For the most part, men know that society sizes them up rather two-dimensionally by how much they do or don't make. Most (if not all) men grow up with the lurking suspicion that the job description of "manly man" still includes the task of being the classic "provider." "How do men rank their self-esteem?" Goldbart asks. "By their productivity in the world and whether or not they are successful. Most men would still define success in terms of their work and their finances first and their families second." Goldbart feels that the way men view their purpose and judge their value remains unchanged by the fact that women now contribute to family income. "There was a women's -- not a men's -- revolution," he concludes.

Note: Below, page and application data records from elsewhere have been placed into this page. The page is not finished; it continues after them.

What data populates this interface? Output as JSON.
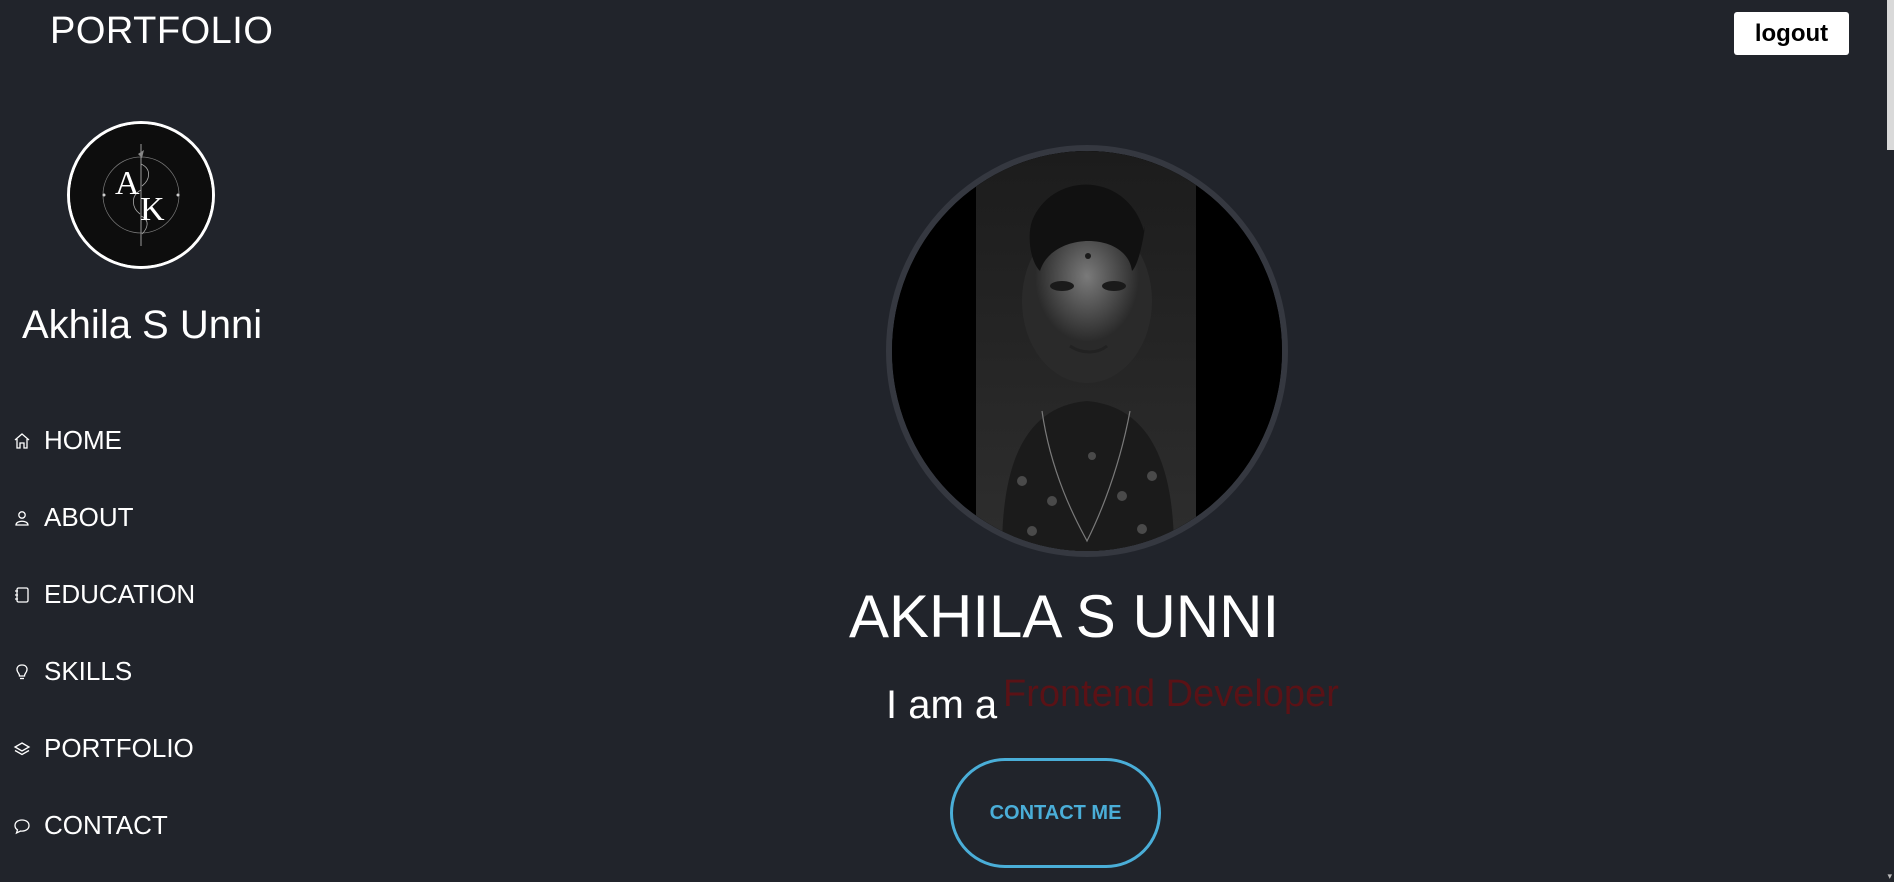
{
  "header": {
    "brand": "PORTFOLIO",
    "logout_label": "logout"
  },
  "sidebar": {
    "logo_alt": "AK",
    "name": "Akhila S Unni",
    "items": [
      {
        "label": "HOME",
        "icon": "home-icon"
      },
      {
        "label": "ABOUT",
        "icon": "user-icon"
      },
      {
        "label": "EDUCATION",
        "icon": "notebook-icon"
      },
      {
        "label": "SKILLS",
        "icon": "lightbulb-icon"
      },
      {
        "label": "PORTFOLIO",
        "icon": "layers-icon"
      },
      {
        "label": "CONTACT",
        "icon": "chat-icon"
      }
    ]
  },
  "hero": {
    "name": "AKHILA S UNNI",
    "intro": "I am a",
    "role": "Frontend Developer",
    "contact_label": "CONTACT ME"
  },
  "colors": {
    "background": "#21242b",
    "accent": "#4aaed8",
    "role_text": "#5a1216"
  }
}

Although this bottom-line assessment of a desirably successful man is broadening in tiny increments to include the unquantifiable (and uncompensated) nurturing skills of fatherhood, men still understand that their very worth is measured by their financial prowess. They think -- and not unjustly -- that women evaluate them by how much wealth they can create and how much money they can provide. This is something women don't like to admit they do, but Pamela York Klainer, a financial consultant and the author of How Much Is Enough? has seen it for years in her clients. "Many men tend to want to exaggerate their differences through money. Someone has to be 'top dog,' 'alpha man.' It's clear that men use money as a differentiator. They will show their power by buying expensive gifts for those around them to show that they have 'made it.' It's a form of power. Whereas women will use money to form bonds and friendships."
But it's different with women. We may keep a beady eye trained on the wardrobes and kitchen appliances of those around us, but part of keeping pace with our friends lies in the fact that we don't want money to separate us. Put six women together in a room with a range of incomes, and all will find a safe middle ground in order to minimize our differences. We intuitively know that nothing divides us faster than money.
Where men use money as shorthand to determine who has the power in a relationship, women will let it be a surrogate for love and attention. This frequently shows up in divorce settlements, where, as Stephen Goldbart has seen, a woman will want a certain amount of money because, psychologically, that money represents all the love the husband didn't give her. In this way money compensates for emotional disappointments.
Copyright © 2006 Liz Perle